Dissecting the immune response to an infectious fungus

Vaccine and Infectious Disease Division

Dissecting the immune response to an infectious fungus

Most of us inhale ubiquitous fungal spores every day, but for those with healthy immune systems, these events usually pass unnoticed.  The opportunistic fungus Aspergillus fumigatus can cause life-threatening disease in immunocompromised people, but is cleared rapidly by pulmonary immune cells in healthy persons.  To address which immune cells are involved in this process and how they interact to generate protective responses, VIDI assistant member Dr. Tobias Hohl and colleagues created a novel mouse strain in which they could deplete at-will a certain type of immune cell, the inflammatory monocyte.

By comparing the outcome of Aspergillus infection in normal mice and in mice depleted of inflammatory monocytes, the researchers found that these cells are invaluable in helping direct the correct kind of T cell response to the lungs, where the fungal spores attempt to germinate.  Specifically, they found that inflammatory monocytes traffic rapidly to the lungs and lymph nodes after fungal infection in healthy mice.  Normally, the immune system transports the fungal spores from the lungs to the draining lymph node to prime protective fungus-specific T cell responses.  Hohl and colleagues found that when they depleted inflammatory monocytes, fungal spores remained in the lungs, indicating that inflammatory monocytes are essential for this transport step.  This defect in fungal spore transport severely dampened protective T cell responses in the lung.

 The requirement for inflammatory monocytes in facilitating microbe-specific T cell responses was further determined to be tissue-specific – essential for lung T cell responses, but dispensable for spleen T cell responses.
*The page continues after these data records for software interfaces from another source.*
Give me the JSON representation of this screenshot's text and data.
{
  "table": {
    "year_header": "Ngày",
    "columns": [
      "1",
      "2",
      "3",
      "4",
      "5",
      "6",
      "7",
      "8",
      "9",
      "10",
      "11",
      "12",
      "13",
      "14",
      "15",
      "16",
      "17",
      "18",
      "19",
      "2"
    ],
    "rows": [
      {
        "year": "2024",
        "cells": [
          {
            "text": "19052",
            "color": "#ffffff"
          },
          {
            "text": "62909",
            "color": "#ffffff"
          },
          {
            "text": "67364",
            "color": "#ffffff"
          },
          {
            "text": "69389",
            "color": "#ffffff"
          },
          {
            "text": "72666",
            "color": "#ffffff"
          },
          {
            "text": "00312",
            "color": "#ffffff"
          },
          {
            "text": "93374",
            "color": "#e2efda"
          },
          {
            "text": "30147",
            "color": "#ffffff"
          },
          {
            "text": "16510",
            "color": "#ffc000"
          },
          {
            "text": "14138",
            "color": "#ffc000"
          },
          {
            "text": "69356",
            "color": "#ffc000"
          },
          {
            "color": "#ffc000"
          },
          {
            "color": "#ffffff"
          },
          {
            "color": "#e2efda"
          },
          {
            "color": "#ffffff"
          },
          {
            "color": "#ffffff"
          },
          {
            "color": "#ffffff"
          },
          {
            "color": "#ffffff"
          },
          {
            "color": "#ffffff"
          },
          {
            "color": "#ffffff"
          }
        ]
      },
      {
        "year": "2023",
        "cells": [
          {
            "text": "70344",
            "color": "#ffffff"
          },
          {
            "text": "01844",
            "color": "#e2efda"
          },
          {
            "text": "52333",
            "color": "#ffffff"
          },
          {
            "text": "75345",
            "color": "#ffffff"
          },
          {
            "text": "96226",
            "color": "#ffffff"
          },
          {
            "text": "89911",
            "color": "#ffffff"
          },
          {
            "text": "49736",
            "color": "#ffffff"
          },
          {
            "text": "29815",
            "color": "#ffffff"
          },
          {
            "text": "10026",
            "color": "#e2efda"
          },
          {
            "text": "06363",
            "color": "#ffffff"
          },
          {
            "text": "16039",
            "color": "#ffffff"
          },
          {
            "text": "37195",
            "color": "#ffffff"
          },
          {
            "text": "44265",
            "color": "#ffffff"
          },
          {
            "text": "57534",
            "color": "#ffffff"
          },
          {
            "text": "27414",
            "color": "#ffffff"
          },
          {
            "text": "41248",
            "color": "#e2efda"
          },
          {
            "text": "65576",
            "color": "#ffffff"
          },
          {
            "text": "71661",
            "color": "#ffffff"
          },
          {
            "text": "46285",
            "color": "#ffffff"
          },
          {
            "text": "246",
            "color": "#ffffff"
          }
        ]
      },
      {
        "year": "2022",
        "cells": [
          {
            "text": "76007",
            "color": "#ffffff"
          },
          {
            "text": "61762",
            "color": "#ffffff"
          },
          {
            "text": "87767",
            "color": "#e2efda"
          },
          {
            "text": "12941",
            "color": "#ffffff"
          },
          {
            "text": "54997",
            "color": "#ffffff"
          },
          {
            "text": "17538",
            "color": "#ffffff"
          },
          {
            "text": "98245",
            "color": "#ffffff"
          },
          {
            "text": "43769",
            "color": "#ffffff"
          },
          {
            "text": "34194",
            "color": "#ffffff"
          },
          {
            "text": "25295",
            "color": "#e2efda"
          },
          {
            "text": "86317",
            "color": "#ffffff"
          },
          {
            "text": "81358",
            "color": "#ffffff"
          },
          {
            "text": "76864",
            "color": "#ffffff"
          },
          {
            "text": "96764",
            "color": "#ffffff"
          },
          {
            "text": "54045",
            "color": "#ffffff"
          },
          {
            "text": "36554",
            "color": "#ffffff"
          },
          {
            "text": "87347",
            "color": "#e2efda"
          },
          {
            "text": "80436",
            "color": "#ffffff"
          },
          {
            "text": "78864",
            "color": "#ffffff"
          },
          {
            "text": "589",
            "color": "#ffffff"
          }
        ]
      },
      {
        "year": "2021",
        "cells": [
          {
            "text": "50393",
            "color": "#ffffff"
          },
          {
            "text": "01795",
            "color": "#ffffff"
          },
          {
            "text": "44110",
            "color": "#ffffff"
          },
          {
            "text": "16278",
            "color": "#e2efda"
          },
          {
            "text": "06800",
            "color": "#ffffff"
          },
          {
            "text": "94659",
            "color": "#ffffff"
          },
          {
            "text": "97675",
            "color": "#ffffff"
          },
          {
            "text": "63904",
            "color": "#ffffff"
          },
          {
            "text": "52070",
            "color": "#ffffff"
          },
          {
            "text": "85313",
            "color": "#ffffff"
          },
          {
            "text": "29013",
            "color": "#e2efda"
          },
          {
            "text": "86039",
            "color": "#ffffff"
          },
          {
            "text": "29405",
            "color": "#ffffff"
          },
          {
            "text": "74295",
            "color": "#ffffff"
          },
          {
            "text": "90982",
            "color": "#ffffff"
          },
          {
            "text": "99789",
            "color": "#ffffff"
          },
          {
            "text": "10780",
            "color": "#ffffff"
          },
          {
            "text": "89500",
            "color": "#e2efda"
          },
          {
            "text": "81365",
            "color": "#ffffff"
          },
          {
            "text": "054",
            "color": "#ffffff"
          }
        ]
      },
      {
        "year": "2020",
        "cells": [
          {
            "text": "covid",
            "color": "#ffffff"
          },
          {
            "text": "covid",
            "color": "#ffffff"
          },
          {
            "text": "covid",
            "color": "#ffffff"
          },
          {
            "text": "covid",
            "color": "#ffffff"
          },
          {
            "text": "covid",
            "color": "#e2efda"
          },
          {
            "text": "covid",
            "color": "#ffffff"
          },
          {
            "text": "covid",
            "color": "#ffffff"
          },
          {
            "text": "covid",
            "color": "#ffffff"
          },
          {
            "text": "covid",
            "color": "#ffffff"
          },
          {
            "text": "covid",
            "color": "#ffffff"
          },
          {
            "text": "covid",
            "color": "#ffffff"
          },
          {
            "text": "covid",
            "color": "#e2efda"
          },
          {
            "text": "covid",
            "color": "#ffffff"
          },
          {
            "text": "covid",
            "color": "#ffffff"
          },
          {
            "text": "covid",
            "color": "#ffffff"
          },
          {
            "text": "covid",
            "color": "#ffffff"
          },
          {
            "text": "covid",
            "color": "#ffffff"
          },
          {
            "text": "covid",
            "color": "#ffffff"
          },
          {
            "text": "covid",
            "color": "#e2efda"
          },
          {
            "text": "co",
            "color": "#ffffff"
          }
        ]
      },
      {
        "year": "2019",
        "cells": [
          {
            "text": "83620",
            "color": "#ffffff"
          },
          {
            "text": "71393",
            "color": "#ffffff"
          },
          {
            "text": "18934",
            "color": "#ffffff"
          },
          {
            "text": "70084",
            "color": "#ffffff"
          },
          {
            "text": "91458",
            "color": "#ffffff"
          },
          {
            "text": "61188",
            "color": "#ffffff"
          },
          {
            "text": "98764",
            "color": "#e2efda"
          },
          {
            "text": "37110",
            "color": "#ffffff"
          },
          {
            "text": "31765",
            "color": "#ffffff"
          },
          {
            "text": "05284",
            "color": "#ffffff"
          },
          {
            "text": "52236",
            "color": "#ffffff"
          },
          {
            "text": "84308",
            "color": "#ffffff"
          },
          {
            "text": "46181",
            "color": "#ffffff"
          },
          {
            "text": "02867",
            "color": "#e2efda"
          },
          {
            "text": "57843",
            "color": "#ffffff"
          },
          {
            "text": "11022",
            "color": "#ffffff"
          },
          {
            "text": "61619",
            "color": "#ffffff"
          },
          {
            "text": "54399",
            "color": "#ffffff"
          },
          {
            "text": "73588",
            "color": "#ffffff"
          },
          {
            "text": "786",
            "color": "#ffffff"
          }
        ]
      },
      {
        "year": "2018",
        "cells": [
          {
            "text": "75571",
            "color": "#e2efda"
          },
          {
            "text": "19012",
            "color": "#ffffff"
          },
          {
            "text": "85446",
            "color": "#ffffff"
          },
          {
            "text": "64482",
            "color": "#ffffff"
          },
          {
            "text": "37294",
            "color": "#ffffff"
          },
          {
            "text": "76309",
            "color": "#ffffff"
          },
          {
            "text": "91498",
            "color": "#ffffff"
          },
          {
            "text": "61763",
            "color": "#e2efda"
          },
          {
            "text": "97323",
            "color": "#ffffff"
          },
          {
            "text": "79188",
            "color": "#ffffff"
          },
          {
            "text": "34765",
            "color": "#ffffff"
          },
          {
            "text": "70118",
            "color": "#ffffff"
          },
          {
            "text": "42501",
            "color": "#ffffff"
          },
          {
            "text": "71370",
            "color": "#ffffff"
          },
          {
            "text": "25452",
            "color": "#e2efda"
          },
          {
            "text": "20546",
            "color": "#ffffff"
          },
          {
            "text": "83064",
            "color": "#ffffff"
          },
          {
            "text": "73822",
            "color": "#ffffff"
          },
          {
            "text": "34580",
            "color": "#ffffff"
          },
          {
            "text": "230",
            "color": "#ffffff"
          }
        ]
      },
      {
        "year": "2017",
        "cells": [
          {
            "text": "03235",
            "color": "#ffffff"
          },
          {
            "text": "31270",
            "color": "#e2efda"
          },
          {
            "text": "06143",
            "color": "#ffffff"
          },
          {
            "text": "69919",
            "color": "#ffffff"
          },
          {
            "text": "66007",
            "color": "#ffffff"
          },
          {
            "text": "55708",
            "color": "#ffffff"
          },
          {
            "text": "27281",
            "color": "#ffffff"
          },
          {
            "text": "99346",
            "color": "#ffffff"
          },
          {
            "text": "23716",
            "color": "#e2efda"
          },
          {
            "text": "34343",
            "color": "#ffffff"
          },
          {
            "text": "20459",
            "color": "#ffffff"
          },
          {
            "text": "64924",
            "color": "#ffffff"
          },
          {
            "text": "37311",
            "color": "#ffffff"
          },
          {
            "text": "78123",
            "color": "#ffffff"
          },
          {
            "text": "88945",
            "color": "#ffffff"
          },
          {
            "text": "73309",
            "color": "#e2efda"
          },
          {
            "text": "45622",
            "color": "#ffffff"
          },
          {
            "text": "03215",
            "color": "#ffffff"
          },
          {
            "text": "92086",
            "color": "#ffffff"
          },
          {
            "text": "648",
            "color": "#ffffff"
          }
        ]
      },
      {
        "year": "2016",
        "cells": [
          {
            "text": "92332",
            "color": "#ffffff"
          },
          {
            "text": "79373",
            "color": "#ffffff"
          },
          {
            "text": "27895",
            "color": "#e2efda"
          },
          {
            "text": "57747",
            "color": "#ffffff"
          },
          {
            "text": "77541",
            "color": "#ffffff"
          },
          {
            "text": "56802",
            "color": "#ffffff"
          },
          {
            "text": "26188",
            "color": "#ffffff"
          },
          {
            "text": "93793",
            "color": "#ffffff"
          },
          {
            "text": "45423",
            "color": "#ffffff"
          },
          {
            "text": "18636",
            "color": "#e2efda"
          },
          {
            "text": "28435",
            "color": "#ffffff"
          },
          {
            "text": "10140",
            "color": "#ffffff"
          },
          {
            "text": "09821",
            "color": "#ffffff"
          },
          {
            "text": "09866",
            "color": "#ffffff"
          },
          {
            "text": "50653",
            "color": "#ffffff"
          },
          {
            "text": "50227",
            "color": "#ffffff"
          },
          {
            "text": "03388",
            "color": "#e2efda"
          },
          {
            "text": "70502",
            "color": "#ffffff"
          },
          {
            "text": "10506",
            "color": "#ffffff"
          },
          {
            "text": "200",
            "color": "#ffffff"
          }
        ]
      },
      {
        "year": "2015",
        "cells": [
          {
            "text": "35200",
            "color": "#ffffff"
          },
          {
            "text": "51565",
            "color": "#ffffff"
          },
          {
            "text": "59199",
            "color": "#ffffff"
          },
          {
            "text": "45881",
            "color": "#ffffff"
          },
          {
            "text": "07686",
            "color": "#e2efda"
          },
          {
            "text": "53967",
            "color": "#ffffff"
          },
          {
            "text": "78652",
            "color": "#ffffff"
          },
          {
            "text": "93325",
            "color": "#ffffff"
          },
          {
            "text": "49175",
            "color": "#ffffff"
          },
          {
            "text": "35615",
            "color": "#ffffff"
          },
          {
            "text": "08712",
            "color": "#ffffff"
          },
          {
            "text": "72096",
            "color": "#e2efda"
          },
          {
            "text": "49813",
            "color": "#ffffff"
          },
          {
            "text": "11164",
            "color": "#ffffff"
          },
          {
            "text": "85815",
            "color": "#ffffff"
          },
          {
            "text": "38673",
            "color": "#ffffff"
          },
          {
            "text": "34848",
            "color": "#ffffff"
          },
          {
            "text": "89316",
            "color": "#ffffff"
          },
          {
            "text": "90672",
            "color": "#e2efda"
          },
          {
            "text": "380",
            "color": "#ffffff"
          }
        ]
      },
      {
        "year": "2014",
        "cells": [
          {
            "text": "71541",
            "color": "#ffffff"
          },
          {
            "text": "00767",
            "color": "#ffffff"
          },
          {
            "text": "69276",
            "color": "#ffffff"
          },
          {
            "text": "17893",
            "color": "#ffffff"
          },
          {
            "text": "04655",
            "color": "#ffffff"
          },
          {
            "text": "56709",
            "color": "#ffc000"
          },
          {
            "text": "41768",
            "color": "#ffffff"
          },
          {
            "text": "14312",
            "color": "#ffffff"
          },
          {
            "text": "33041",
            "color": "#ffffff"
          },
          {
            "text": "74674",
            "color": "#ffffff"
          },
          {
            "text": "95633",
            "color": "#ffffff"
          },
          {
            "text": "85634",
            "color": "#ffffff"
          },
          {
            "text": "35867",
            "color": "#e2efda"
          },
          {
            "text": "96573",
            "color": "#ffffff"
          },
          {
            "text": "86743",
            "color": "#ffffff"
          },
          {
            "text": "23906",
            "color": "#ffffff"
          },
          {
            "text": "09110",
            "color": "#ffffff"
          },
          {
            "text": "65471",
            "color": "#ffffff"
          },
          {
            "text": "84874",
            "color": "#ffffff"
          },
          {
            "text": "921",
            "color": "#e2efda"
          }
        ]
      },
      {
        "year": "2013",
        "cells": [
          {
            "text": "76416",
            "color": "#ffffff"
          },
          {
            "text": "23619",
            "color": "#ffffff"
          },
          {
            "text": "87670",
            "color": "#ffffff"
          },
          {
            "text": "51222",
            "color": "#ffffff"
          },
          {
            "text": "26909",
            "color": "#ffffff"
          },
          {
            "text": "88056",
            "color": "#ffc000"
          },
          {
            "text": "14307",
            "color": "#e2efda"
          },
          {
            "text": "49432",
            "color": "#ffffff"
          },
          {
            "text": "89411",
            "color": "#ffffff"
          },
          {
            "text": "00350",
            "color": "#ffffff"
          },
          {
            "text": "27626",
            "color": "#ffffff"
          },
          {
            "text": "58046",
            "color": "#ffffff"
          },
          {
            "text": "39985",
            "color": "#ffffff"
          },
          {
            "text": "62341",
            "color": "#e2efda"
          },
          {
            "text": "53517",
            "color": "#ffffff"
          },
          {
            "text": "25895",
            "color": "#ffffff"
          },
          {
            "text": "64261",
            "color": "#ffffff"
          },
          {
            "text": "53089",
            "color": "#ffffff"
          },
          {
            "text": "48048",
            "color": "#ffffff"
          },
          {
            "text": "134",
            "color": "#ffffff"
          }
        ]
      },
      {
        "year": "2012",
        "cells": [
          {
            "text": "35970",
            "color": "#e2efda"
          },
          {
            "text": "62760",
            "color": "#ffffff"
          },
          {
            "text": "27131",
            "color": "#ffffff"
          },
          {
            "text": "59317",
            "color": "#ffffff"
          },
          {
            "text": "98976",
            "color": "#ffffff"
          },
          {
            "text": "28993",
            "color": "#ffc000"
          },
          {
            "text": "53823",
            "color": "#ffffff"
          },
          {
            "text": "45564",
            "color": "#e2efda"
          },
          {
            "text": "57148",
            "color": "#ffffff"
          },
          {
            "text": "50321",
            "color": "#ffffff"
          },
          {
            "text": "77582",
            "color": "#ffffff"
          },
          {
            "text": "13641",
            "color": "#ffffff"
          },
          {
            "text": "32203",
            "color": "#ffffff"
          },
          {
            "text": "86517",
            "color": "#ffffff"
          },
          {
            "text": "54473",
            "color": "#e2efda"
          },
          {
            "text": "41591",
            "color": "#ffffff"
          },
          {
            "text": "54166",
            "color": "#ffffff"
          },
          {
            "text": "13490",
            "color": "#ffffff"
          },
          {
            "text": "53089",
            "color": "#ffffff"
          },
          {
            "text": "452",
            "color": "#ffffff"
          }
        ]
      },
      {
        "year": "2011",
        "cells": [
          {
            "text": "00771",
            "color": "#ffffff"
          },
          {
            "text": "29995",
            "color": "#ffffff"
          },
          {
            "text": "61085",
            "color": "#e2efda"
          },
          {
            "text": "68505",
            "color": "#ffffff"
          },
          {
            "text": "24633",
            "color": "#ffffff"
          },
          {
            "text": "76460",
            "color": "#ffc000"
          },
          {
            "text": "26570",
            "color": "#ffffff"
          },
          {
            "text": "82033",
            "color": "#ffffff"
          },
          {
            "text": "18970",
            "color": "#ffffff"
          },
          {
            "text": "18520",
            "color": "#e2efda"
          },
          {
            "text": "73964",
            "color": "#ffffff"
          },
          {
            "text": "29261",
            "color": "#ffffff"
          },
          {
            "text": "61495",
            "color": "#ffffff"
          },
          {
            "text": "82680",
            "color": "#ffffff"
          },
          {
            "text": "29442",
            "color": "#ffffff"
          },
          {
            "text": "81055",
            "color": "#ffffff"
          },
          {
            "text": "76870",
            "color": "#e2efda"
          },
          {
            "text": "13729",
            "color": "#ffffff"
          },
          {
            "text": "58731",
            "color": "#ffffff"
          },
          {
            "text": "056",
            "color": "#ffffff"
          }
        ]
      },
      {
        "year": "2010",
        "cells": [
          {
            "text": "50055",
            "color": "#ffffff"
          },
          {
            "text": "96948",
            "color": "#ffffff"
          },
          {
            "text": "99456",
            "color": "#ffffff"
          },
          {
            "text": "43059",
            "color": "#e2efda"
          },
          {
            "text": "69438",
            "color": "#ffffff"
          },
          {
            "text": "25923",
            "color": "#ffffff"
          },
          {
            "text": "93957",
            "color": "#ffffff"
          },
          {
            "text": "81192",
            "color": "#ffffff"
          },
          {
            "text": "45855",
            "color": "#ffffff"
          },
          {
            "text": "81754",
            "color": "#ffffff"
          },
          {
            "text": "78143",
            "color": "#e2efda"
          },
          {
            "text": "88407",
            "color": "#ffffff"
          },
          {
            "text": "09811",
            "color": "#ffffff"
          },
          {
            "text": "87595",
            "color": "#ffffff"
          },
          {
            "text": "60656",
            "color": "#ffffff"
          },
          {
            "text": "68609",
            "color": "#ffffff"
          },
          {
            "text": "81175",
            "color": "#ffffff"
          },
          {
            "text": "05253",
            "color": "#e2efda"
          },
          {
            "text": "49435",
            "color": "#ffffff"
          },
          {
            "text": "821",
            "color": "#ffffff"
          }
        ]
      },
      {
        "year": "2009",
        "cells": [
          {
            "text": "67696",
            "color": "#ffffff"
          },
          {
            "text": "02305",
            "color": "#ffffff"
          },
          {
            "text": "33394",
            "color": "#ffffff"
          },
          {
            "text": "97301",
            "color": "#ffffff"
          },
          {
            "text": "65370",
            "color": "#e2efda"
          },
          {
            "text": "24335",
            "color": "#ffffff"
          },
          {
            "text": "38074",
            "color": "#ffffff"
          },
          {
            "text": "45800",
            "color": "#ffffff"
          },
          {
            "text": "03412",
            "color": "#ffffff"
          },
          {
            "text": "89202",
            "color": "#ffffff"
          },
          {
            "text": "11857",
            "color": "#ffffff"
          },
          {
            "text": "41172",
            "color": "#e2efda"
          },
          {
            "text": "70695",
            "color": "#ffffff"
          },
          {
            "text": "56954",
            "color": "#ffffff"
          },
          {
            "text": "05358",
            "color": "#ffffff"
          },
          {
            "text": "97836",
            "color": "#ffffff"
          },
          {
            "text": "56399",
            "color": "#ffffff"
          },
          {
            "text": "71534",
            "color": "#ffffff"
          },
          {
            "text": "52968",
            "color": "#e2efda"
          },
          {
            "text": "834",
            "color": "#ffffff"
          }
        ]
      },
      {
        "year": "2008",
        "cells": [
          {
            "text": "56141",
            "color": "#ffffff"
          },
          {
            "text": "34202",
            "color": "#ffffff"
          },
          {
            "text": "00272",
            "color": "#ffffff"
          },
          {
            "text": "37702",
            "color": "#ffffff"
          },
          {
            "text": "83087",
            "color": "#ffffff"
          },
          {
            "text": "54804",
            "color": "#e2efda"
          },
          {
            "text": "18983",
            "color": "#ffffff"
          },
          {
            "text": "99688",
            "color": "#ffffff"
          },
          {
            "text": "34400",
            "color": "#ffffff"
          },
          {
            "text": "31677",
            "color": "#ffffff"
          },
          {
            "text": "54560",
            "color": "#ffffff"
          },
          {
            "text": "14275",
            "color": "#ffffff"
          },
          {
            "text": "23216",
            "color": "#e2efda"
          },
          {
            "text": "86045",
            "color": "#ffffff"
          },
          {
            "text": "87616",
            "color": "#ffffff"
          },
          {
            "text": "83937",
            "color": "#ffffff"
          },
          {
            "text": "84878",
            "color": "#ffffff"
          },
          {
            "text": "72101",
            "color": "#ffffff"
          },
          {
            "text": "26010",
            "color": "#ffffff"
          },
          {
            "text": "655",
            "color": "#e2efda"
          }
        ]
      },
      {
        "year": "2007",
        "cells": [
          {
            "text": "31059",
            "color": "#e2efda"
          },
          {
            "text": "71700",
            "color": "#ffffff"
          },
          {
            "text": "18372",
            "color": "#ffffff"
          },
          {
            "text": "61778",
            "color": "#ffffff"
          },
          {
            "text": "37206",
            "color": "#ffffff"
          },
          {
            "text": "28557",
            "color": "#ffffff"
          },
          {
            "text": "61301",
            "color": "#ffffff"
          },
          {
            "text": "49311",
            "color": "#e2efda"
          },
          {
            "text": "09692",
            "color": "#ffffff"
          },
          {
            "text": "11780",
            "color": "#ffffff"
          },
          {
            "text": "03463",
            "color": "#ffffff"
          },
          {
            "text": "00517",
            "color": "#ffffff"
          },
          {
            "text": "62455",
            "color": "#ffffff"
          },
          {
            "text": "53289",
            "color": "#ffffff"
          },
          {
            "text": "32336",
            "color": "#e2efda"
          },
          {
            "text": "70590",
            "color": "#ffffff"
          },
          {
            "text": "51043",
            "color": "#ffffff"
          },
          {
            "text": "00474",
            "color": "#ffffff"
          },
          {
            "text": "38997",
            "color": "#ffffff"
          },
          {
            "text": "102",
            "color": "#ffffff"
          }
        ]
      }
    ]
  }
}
These results suggest that monocytes may play an important role in the induction of antifungal adaptive immune responses in the human lung and that monocyte deficiency or dysfunction in high-risk patient groups contributes to the risk of developing invasive aspergillosis. 

Inflammatory monocytes facilitate adaptive CD4 T cell responses during respiratory fungal infection.  Hohl TM, Rivera A, Lipuma L, Gallegos A, Shi C, Mack M, Pamer EG.  Cell Host Microbe. 2009 Nov 19;6(5):470-81.